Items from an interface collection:
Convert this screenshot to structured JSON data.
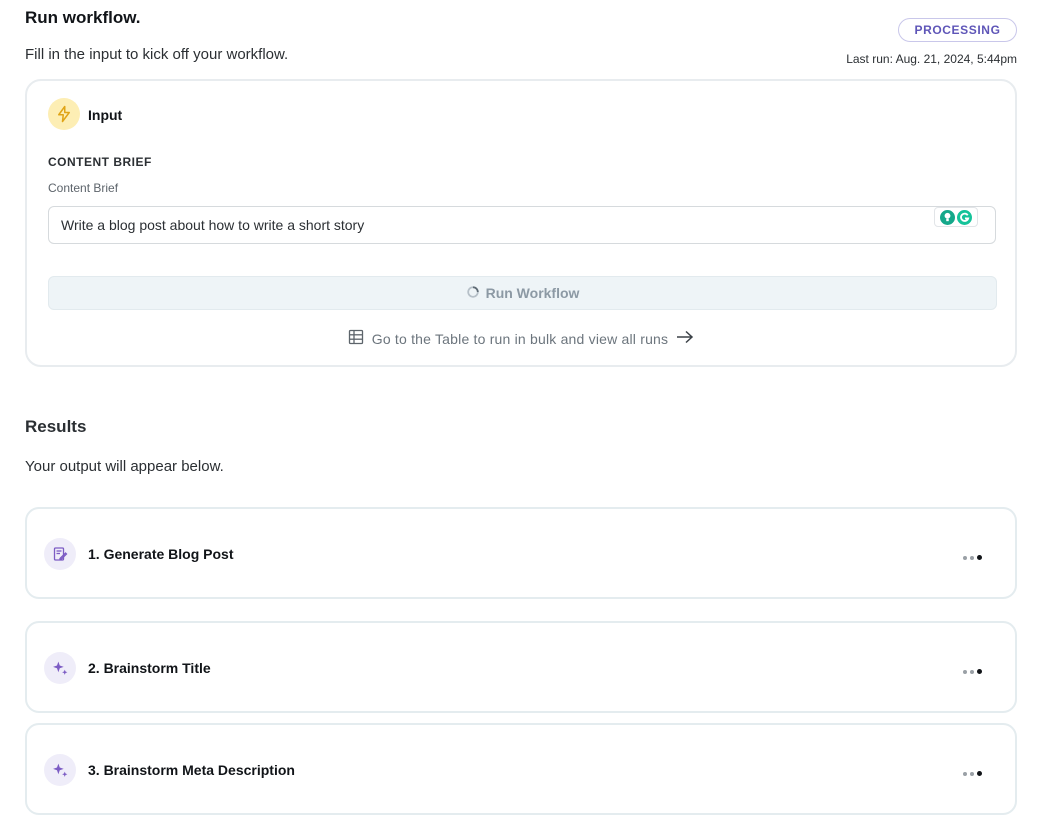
{
  "header": {
    "title": "Run workflow.",
    "subtitle": "Fill in the input to kick off your workflow.",
    "status": "PROCESSING",
    "last_run": "Last run: Aug. 21, 2024, 5:44pm"
  },
  "input_card": {
    "title": "Input",
    "field_heading": "CONTENT BRIEF",
    "field_label": "Content Brief",
    "field_value": "Write a blog post about how to write a short story",
    "run_button_label": "Run Workflow",
    "table_link_label": "Go to the Table to run in bulk and view all runs"
  },
  "results": {
    "title": "Results",
    "subtitle": "Your output will appear below.",
    "steps": [
      {
        "label": "1. Generate Blog Post",
        "icon": "document-edit-icon"
      },
      {
        "label": "2. Brainstorm Title",
        "icon": "sparkle-icon"
      },
      {
        "label": "3. Brainstorm Meta Description",
        "icon": "sparkle-icon"
      }
    ]
  },
  "colors": {
    "accent": "#5f56b8",
    "input_icon_bg": "#fdeeb4",
    "step_icon_bg": "#efedf9",
    "grammarly_green": "#15c39a"
  }
}
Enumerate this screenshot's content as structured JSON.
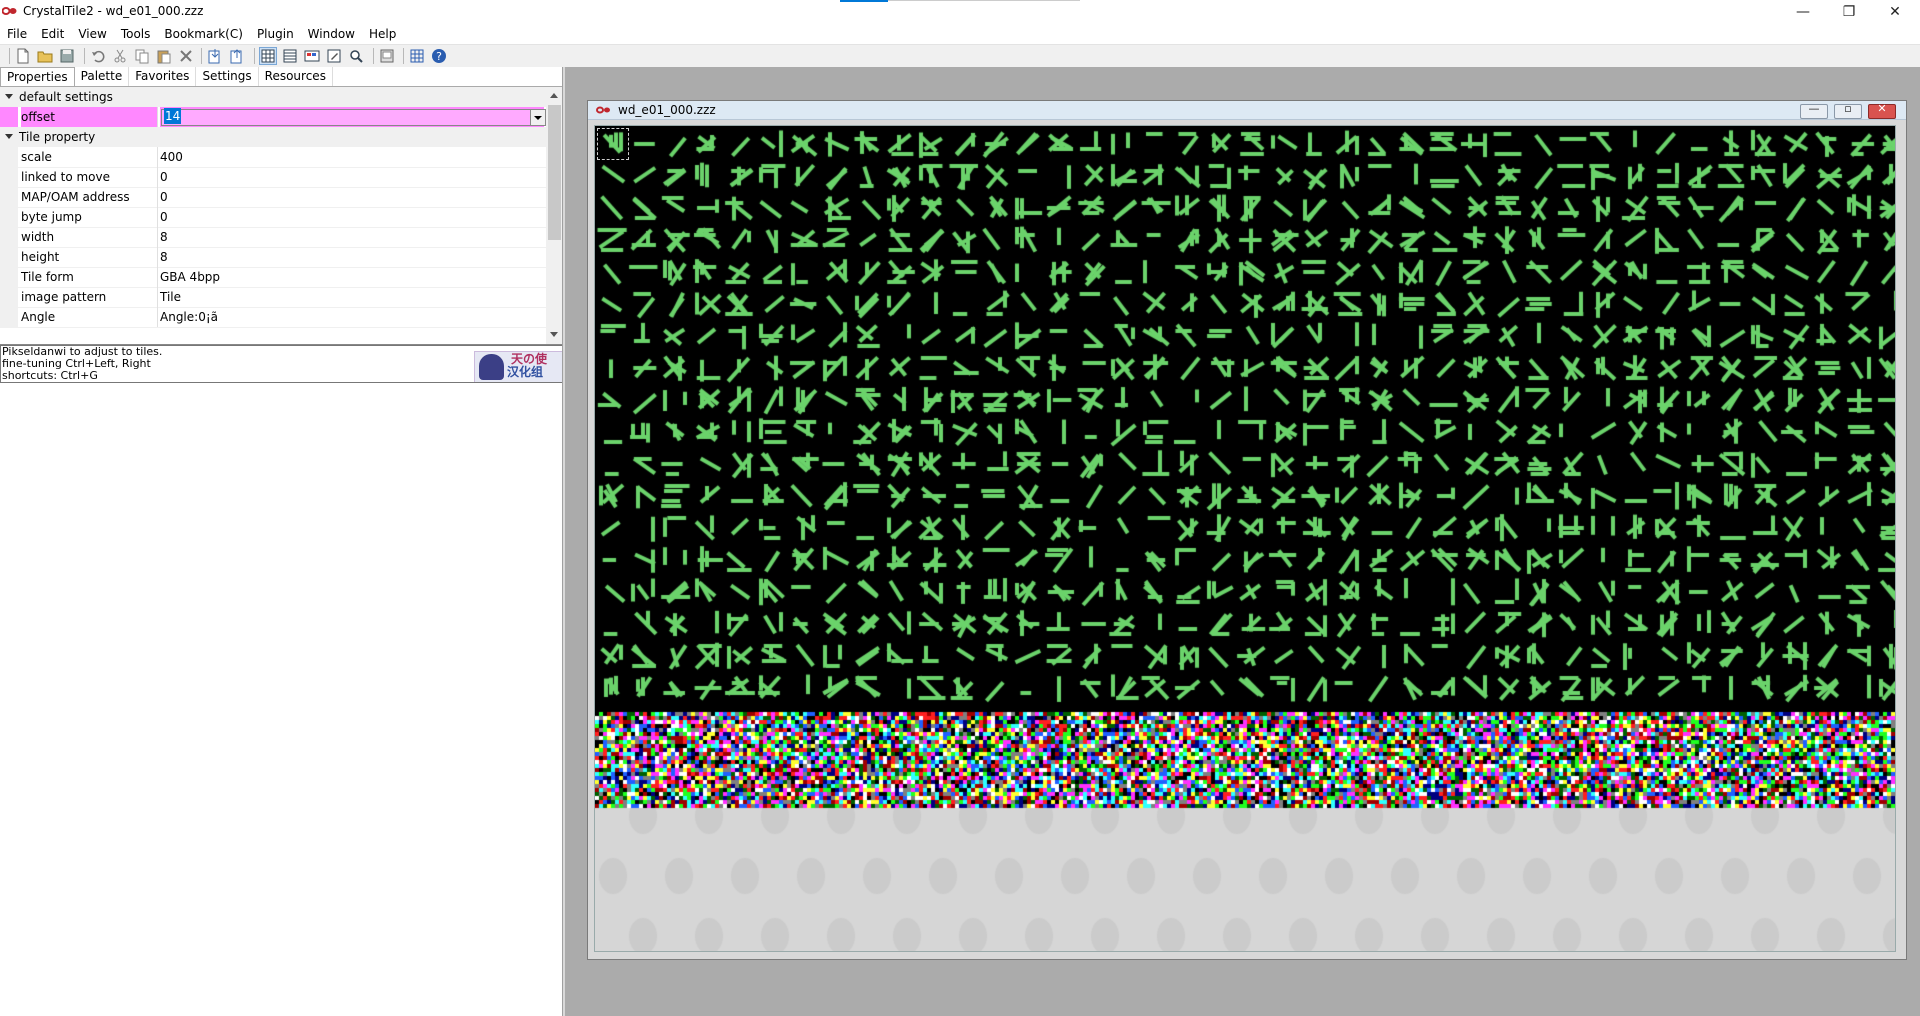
{
  "window": {
    "title": "CrystalTile2 - wd_e01_000.zzz",
    "minimize": "—",
    "maximize": "❐",
    "close": "✕"
  },
  "menu": [
    "File",
    "Edit",
    "View",
    "Tools",
    "Bookmark(C)",
    "Plugin",
    "Window",
    "Help"
  ],
  "toolbar_icons": [
    "new-file-icon",
    "open-folder-icon",
    "save-icon",
    "undo-icon",
    "cut-icon",
    "copy-icon",
    "paste-icon",
    "delete-icon",
    "import-icon",
    "export-icon",
    "tile-view-icon",
    "tile-editor-icon",
    "palette-icon",
    "edit-icon",
    "search-icon",
    "screenshot-icon",
    "grid-icon",
    "help-icon"
  ],
  "tabs": [
    "Properties",
    "Palette",
    "Favorites",
    "Settings",
    "Resources"
  ],
  "properties": {
    "category1": "default settings",
    "offset_label": "offset",
    "offset_value": "14",
    "category2": "Tile property",
    "rows": [
      {
        "name": "scale",
        "value": "400"
      },
      {
        "name": "linked to move",
        "value": "0"
      },
      {
        "name": "MAP/OAM address",
        "value": "0"
      },
      {
        "name": "byte jump",
        "value": "0"
      },
      {
        "name": "width",
        "value": "8"
      },
      {
        "name": "height",
        "value": "8"
      },
      {
        "name": "Tile form",
        "value": "GBA 4bpp"
      },
      {
        "name": "image pattern",
        "value": "Tile"
      },
      {
        "name": "Angle",
        "value": "Angle:0¡ã"
      }
    ]
  },
  "help": {
    "line1": "Pikseldanwi to adjust to tiles.",
    "line2": "fine-tuning Ctrl+Left, Right",
    "line3": "shortcuts: Ctrl+G",
    "logo_top": "天の使",
    "logo_bottom": "汉化组"
  },
  "child": {
    "title": "wd_e01_000.zzz",
    "minimize": "—",
    "maximize": "▫",
    "close": "✕"
  },
  "colors": {
    "glyph_green": "#6bd36b",
    "tile_background": "#000000",
    "selected_row": "#ff88ff",
    "accent": "#0078d7"
  }
}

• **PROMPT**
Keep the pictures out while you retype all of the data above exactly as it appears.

• **TASK RESPONSE**
Convert this screenshot to structured JSON data.
{
  "header": {
    "title": "Run workflow.",
    "subtitle": "Fill in the input to kick off your workflow.",
    "status": "PROCESSING",
    "last_run": "Last run: Aug. 21, 2024, 5:44pm"
  },
  "input_card": {
    "title": "Input",
    "field_heading": "CONTENT BRIEF",
    "field_label": "Content Brief",
    "field_value": "Write a blog post about how to write a short story",
    "run_button_label": "Run Workflow",
    "table_link_label": "Go to the Table to run in bulk and view all runs"
  },
  "results": {
    "title": "Results",
    "subtitle": "Your output will appear below.",
    "steps": [
      {
        "label": "1. Generate Blog Post",
        "icon": "document-edit-icon"
      },
      {
        "label": "2. Brainstorm Title",
        "icon": "sparkle-icon"
      },
      {
        "label": "3. Brainstorm Meta Description",
        "icon": "sparkle-icon"
      }
    ]
  },
  "colors": {
    "accent": "#5f56b8",
    "input_icon_bg": "#fdeeb4",
    "step_icon_bg": "#efedf9",
    "grammarly_green": "#15c39a"
  }
}
Enumerate this screenshot's content as structured JSON.
{
  "window": {
    "title": "CrystalTile2 - wd_e01_000.zzz",
    "minimize": "—",
    "maximize": "❐",
    "close": "✕"
  },
  "menu": [
    "File",
    "Edit",
    "View",
    "Tools",
    "Bookmark(C)",
    "Plugin",
    "Window",
    "Help"
  ],
  "toolbar_icons": [
    "new-file-icon",
    "open-folder-icon",
    "save-icon",
    "undo-icon",
    "cut-icon",
    "copy-icon",
    "paste-icon",
    "delete-icon",
    "import-icon",
    "export-icon",
    "tile-view-icon",
    "tile-editor-icon",
    "palette-icon",
    "edit-icon",
    "search-icon",
    "screenshot-icon",
    "grid-icon",
    "help-icon"
  ],
  "tabs": [
    "Properties",
    "Palette",
    "Favorites",
    "Settings",
    "Resources"
  ],
  "properties": {
    "category1": "default settings",
    "offset_label": "offset",
    "offset_value": "14",
    "category2": "Tile property",
    "rows": [
      {
        "name": "scale",
        "value": "400"
      },
      {
        "name": "linked to move",
        "value": "0"
      },
      {
        "name": "MAP/OAM address",
        "value": "0"
      },
      {
        "name": "byte jump",
        "value": "0"
      },
      {
        "name": "width",
        "value": "8"
      },
      {
        "name": "height",
        "value": "8"
      },
      {
        "name": "Tile form",
        "value": "GBA 4bpp"
      },
      {
        "name": "image pattern",
        "value": "Tile"
      },
      {
        "name": "Angle",
        "value": "Angle:0¡ã"
      }
    ]
  },
  "help": {
    "line1": "Pikseldanwi to adjust to tiles.",
    "line2": "fine-tuning Ctrl+Left, Right",
    "line3": "shortcuts: Ctrl+G",
    "logo_top": "天の使",
    "logo_bottom": "汉化组"
  },
  "child": {
    "title": "wd_e01_000.zzz",
    "minimize": "—",
    "maximize": "▫",
    "close": "✕"
  },
  "colors": {
    "glyph_green": "#6bd36b",
    "tile_background": "#000000",
    "selected_row": "#ff88ff",
    "accent": "#0078d7"
  }
}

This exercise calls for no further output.